Similarly you repeat this for all the hidden layer neurons. Now this error has to propagate further backwards to input layer. Consider the same neuron h1,

First we calculate \$error, representing output of h1,

a)Get the summation after multiplying each element of  the vector in (b) of previous step sequence with each element of weight row matrix 2 corresponding to h1, i.e., row 1 of weight matrix 2. We get 0.5*0.037 + 0.5*(-0.125) = -0.044.

b) The \$error for h1 = the value from (a) * (input of h1) * ( compliment of input of h1)

= -0.044*0.622*(1-0.622) = -0.0103

Second, choose an input neuron, say i1.

a) Get error in weight for the weight between i1 and h1, like, learning_rate*(input for i1)*(\$error of h1 calculated just above)

Thus error for input =  0.2*0.1*(-0.0103) = -0.0002

The new weight between i1 and h1 = 0.5-0.0002 = 0.4998.

Similarly it is done for other weights. Remember \$error is for propagating the value “error” backwards.

Now after we modify all the weights, we calculate the new actual output and re-run the process for some finite number of times.

After that finite number of iterations, next sample is put into it with the first weights as the trained weights from the first sample and the process again continues for some finite number of inputs.

One such, a much bigger network, I trained gave me some decent results as shown below.

As it can be seen, the terminal says “Trained output for image  = 0.872239 0.164415”, for the two ouput neurons of which the first one is a “face” neuron.

Similarly,

Well , That’s my friend there, Akash, an expert in computer vision and Machine learning algorithms, on whose images I tested the code, and it worked ( all credits to his God like presence 😉 ) !!!!.

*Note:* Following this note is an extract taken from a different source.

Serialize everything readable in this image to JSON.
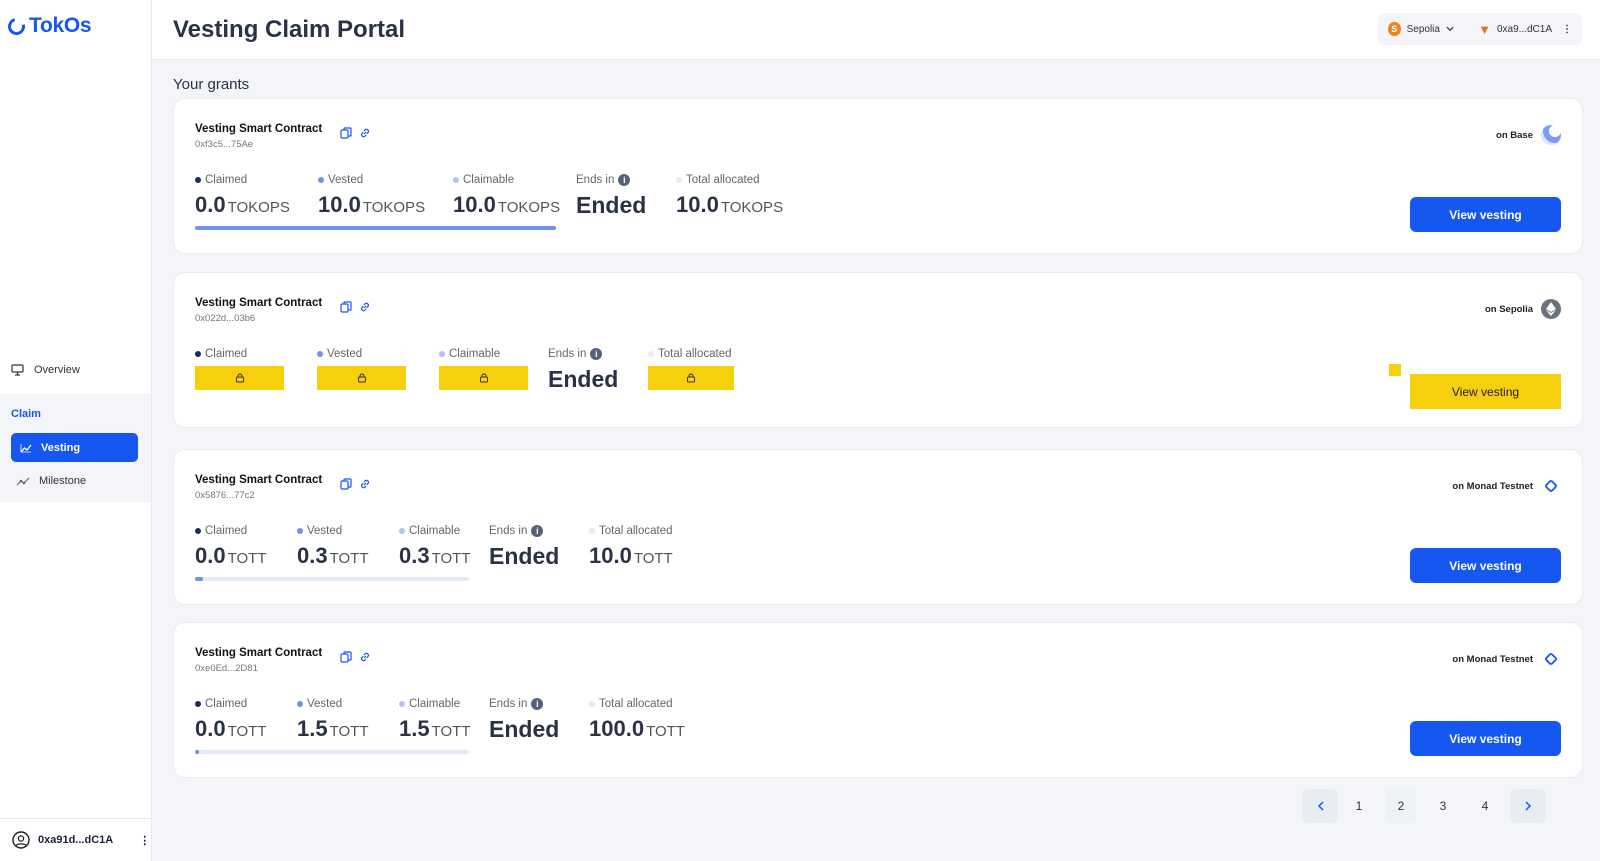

I hope you understood the basic working. Stay tuned for next chapters. 🙂